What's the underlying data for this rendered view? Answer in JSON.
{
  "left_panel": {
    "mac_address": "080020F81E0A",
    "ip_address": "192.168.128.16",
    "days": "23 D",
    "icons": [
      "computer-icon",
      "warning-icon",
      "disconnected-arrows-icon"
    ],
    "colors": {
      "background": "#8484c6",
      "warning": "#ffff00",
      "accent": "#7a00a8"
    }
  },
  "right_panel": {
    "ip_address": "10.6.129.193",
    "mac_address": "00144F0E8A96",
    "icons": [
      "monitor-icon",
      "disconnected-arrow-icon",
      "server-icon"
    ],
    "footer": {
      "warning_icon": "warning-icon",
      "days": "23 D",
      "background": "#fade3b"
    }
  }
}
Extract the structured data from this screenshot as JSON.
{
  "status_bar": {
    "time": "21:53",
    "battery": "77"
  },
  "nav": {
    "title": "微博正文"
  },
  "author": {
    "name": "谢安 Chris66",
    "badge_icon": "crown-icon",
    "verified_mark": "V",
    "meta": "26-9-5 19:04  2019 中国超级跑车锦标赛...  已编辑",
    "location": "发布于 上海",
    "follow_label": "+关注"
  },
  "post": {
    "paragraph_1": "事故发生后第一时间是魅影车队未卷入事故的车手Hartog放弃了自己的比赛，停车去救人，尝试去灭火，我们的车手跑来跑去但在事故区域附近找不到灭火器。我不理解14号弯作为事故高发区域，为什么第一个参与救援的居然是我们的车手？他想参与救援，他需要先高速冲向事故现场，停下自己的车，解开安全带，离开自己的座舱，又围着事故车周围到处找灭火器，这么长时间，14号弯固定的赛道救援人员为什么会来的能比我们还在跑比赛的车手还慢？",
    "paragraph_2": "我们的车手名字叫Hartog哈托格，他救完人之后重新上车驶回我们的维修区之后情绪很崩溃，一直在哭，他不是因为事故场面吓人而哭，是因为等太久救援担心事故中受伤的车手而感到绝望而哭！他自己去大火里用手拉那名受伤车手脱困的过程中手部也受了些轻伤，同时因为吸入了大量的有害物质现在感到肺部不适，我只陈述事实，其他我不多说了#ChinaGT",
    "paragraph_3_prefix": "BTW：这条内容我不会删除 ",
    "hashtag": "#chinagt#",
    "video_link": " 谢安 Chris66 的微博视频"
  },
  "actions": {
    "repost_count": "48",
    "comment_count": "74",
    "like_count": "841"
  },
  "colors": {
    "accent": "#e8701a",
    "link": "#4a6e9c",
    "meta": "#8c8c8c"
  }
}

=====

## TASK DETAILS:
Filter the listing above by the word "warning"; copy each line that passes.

## RESULT FOR THIS EXERCISE:
      "warning-icon",
      "warning": "#ffff00",
      "warning_icon": "warning-icon",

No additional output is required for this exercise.